Component data from apps and pages
::::::::
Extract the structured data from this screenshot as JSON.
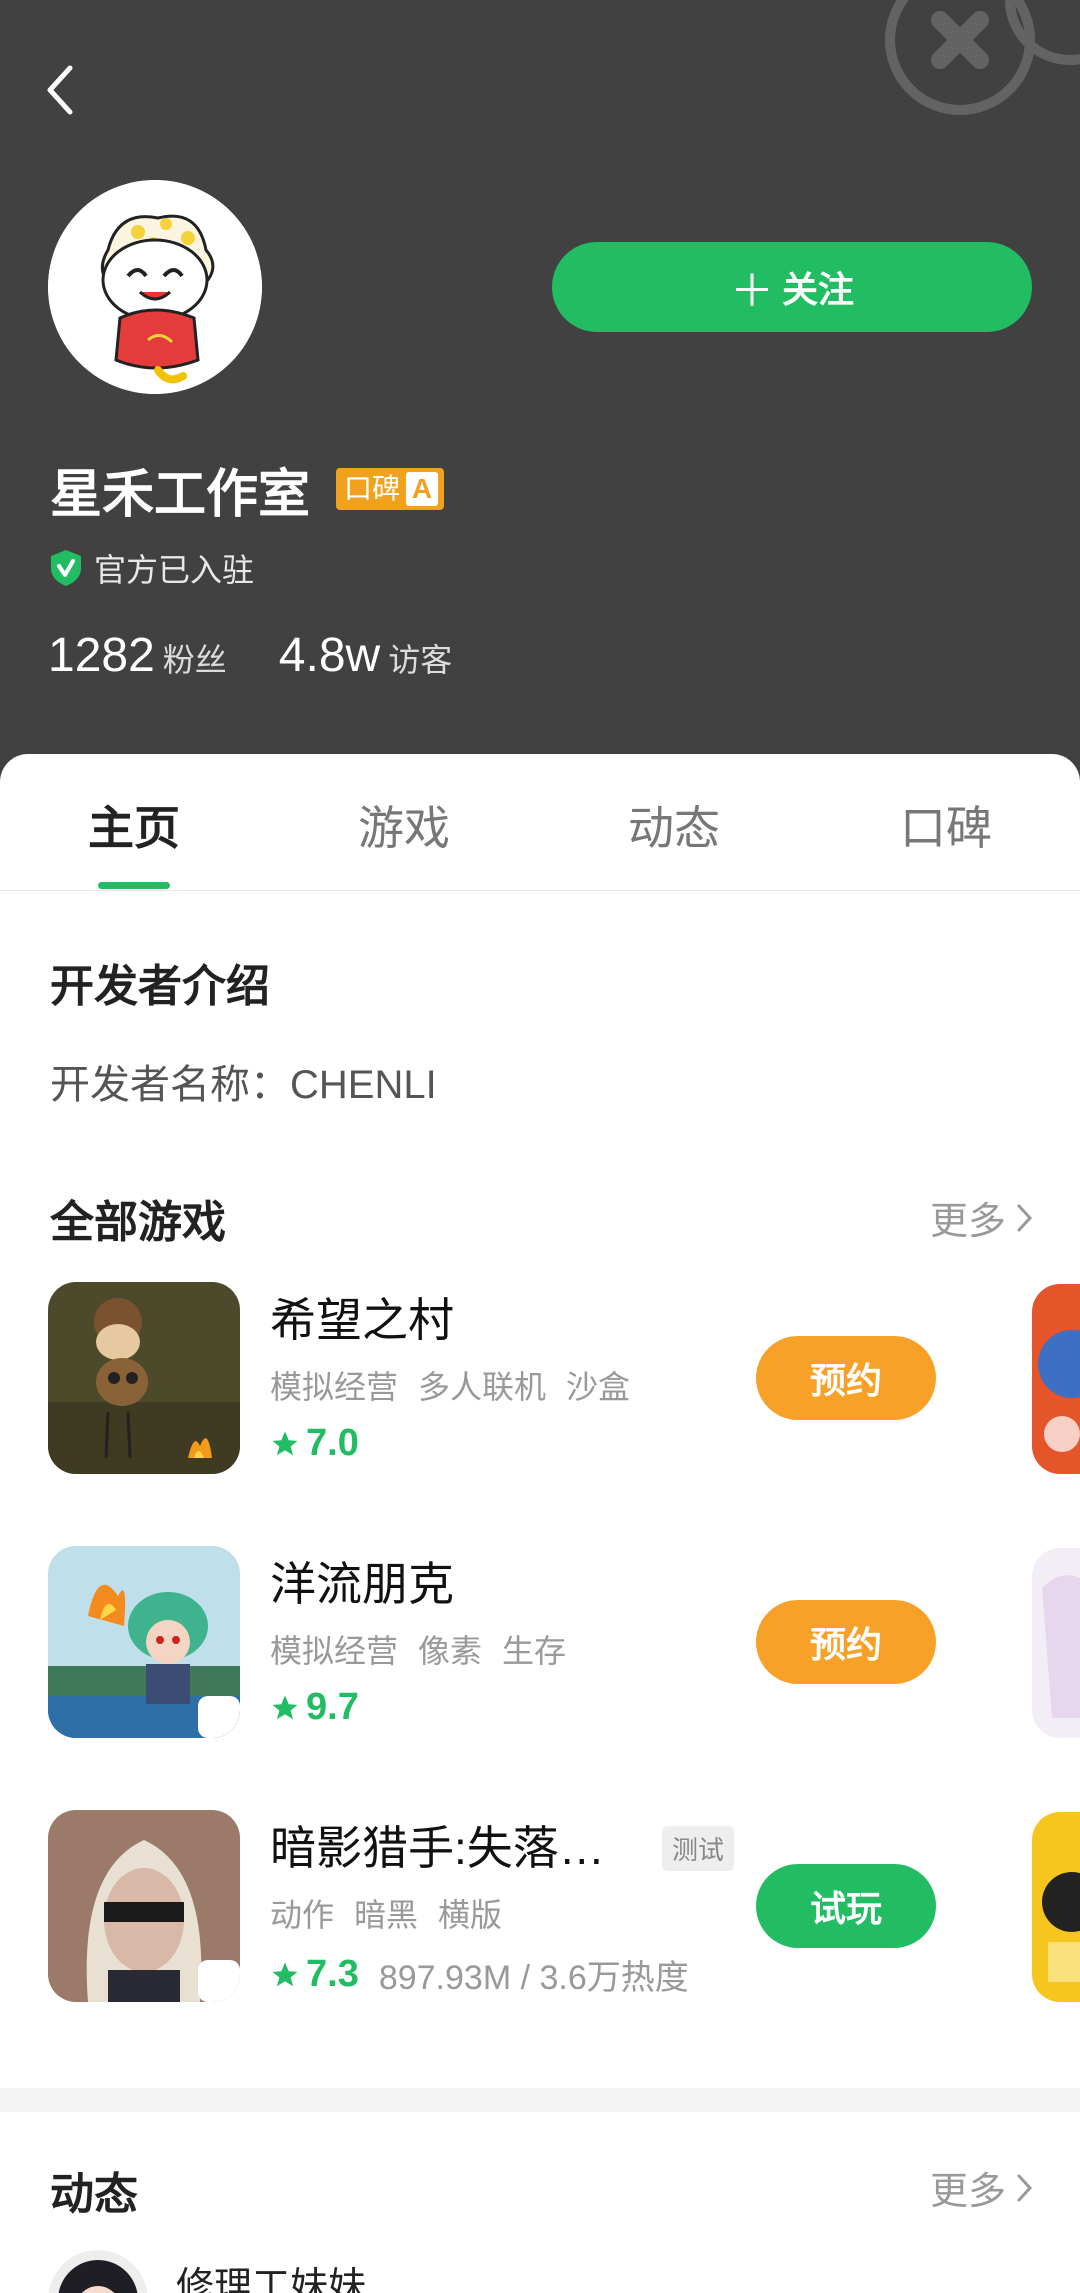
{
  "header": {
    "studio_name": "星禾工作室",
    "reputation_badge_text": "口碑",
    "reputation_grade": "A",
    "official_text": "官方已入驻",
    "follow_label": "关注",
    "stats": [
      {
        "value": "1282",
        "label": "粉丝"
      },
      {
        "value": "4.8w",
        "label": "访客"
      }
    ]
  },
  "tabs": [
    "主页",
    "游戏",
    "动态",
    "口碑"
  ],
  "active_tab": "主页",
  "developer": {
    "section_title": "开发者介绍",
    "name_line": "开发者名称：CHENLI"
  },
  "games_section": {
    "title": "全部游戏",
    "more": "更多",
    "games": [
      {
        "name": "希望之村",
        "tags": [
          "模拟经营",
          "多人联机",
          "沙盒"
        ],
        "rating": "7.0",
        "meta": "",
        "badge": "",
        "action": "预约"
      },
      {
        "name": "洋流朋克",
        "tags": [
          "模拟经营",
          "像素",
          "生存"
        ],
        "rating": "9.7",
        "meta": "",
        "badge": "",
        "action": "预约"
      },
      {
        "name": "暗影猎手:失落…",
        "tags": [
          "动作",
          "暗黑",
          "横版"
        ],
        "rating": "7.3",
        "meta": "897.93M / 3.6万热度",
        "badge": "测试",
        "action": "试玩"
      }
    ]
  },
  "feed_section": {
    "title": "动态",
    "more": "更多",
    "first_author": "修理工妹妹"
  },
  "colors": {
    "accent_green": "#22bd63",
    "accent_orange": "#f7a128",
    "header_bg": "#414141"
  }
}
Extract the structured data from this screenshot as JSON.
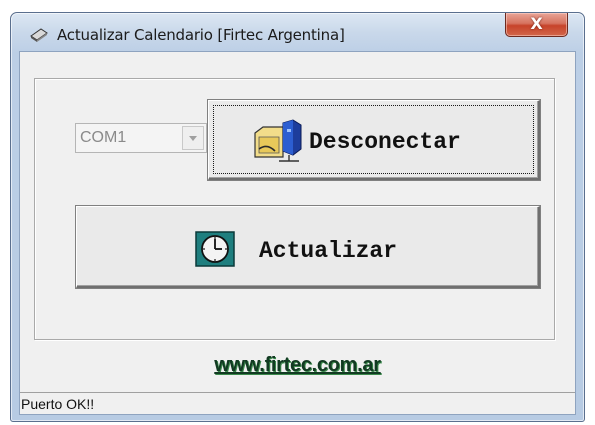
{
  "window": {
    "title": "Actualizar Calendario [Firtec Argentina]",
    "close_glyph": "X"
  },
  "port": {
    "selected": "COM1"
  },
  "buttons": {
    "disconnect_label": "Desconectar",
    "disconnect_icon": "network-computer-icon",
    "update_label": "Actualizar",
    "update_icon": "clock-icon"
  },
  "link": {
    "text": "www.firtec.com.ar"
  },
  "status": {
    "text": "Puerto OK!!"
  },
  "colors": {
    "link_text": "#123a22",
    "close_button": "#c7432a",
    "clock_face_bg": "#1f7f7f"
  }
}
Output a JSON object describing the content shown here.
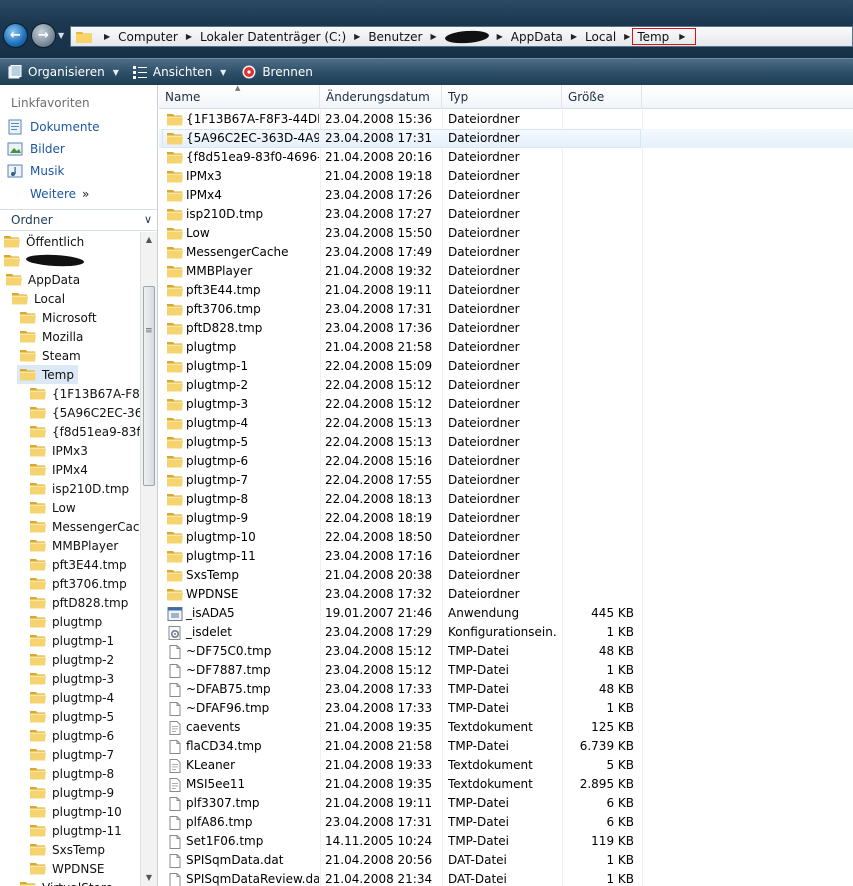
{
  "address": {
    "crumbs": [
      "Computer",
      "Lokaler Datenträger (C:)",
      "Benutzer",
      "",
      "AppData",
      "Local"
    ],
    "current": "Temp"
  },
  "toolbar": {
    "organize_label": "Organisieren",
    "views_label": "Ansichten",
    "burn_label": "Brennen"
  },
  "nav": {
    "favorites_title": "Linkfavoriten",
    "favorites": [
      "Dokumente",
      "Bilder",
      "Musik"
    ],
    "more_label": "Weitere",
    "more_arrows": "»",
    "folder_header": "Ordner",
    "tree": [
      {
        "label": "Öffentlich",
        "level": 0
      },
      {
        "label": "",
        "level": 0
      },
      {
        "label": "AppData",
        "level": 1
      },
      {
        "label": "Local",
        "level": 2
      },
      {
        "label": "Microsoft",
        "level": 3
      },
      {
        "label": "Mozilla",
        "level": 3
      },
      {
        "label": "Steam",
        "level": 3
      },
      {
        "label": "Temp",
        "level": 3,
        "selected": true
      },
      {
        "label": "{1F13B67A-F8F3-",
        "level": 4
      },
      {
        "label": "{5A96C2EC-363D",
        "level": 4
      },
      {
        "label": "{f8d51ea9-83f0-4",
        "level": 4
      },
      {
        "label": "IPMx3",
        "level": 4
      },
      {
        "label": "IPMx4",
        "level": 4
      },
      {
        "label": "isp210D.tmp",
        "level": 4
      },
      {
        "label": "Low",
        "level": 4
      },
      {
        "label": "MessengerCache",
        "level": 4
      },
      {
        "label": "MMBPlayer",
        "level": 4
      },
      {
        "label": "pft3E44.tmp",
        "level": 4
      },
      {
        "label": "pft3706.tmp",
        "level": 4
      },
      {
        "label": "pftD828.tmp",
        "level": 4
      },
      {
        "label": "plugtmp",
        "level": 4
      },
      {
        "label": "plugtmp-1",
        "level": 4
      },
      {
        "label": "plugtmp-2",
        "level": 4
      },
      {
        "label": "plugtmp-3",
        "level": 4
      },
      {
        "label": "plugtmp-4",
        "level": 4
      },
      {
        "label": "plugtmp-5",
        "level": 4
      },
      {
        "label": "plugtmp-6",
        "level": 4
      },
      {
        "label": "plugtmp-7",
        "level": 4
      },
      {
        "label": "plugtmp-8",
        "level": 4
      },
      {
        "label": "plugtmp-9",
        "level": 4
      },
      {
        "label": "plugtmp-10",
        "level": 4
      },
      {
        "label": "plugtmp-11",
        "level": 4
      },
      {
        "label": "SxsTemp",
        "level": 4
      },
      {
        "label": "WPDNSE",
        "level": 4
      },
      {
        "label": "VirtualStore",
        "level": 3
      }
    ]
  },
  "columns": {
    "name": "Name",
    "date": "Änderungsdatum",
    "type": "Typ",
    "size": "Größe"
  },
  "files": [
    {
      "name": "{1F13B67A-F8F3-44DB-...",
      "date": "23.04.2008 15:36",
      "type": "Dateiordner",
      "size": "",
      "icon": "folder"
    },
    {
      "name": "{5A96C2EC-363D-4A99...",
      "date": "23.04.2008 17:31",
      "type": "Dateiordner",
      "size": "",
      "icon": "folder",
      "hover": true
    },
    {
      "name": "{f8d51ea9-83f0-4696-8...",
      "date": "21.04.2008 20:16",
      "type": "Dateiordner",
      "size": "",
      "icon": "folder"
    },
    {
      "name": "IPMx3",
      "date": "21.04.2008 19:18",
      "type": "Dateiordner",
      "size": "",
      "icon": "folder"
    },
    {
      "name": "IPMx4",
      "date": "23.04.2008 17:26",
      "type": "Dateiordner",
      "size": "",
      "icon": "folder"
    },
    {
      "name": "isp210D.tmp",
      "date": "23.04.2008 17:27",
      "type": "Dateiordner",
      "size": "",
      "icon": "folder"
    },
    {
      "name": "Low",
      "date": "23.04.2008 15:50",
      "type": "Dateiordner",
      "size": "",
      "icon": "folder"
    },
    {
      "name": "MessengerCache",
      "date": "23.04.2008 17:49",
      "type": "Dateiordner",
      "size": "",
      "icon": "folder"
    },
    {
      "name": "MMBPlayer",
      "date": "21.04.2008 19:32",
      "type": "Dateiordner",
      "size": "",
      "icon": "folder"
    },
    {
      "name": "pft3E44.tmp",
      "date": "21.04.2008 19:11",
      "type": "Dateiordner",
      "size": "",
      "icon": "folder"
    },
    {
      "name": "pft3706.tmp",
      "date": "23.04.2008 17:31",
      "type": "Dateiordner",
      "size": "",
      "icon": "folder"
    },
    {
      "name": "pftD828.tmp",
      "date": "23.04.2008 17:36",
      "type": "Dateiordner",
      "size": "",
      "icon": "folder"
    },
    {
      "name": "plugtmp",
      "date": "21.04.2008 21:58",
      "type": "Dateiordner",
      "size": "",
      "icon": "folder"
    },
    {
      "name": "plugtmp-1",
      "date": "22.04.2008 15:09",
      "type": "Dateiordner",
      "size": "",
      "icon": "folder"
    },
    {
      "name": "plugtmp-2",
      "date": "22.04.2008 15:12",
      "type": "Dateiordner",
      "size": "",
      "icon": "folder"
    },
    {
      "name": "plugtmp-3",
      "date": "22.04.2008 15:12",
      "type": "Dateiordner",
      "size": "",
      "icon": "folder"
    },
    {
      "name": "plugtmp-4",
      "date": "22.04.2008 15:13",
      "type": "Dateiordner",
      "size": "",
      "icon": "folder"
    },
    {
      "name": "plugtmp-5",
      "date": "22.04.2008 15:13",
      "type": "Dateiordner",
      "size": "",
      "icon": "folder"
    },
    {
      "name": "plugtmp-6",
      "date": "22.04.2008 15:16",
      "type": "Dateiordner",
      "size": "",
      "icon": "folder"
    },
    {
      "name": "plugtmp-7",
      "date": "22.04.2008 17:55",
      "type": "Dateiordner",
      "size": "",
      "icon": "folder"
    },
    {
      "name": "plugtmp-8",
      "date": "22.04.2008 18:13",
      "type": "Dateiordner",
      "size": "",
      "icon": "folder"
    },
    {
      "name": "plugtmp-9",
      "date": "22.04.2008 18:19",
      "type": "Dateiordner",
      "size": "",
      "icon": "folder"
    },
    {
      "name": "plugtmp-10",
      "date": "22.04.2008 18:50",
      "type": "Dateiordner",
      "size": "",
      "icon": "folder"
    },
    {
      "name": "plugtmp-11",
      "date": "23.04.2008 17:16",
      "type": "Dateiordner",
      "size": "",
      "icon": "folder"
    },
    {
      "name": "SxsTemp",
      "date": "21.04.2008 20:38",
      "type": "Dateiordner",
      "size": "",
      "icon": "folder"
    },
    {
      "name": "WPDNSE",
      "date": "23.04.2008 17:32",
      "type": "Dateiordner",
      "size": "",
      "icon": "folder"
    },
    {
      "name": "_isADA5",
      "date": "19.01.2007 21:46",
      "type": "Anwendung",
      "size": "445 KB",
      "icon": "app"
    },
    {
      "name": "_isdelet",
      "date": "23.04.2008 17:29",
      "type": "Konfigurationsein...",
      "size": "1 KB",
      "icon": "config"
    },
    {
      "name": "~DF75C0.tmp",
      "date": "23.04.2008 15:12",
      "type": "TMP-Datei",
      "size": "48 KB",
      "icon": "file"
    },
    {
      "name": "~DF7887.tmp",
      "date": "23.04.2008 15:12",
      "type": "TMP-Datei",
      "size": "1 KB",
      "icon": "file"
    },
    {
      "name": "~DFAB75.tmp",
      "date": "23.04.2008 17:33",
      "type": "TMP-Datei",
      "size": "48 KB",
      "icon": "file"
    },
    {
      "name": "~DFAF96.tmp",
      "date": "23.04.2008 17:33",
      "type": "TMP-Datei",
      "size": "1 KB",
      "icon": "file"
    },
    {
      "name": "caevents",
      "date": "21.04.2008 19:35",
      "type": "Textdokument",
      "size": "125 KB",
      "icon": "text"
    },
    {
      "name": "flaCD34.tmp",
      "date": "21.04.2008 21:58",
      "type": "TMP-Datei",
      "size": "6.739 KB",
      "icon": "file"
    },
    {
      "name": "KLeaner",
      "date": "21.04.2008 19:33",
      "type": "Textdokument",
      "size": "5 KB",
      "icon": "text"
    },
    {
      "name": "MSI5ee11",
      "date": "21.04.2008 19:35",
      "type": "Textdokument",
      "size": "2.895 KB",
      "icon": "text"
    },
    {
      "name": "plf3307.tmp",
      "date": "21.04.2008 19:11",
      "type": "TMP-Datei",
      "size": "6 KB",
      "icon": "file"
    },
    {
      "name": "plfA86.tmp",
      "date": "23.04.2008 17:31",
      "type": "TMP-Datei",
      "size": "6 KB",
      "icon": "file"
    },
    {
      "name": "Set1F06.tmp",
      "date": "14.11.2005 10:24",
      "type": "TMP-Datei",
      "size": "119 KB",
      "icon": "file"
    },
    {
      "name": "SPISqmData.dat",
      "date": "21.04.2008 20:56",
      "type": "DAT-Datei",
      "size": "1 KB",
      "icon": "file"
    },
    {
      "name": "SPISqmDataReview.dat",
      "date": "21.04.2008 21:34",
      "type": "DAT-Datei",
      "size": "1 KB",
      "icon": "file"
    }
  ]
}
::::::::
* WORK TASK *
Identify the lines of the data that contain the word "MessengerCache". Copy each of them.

* RESPONSE *
        "label": "MessengerCache",
      "name": "MessengerCache",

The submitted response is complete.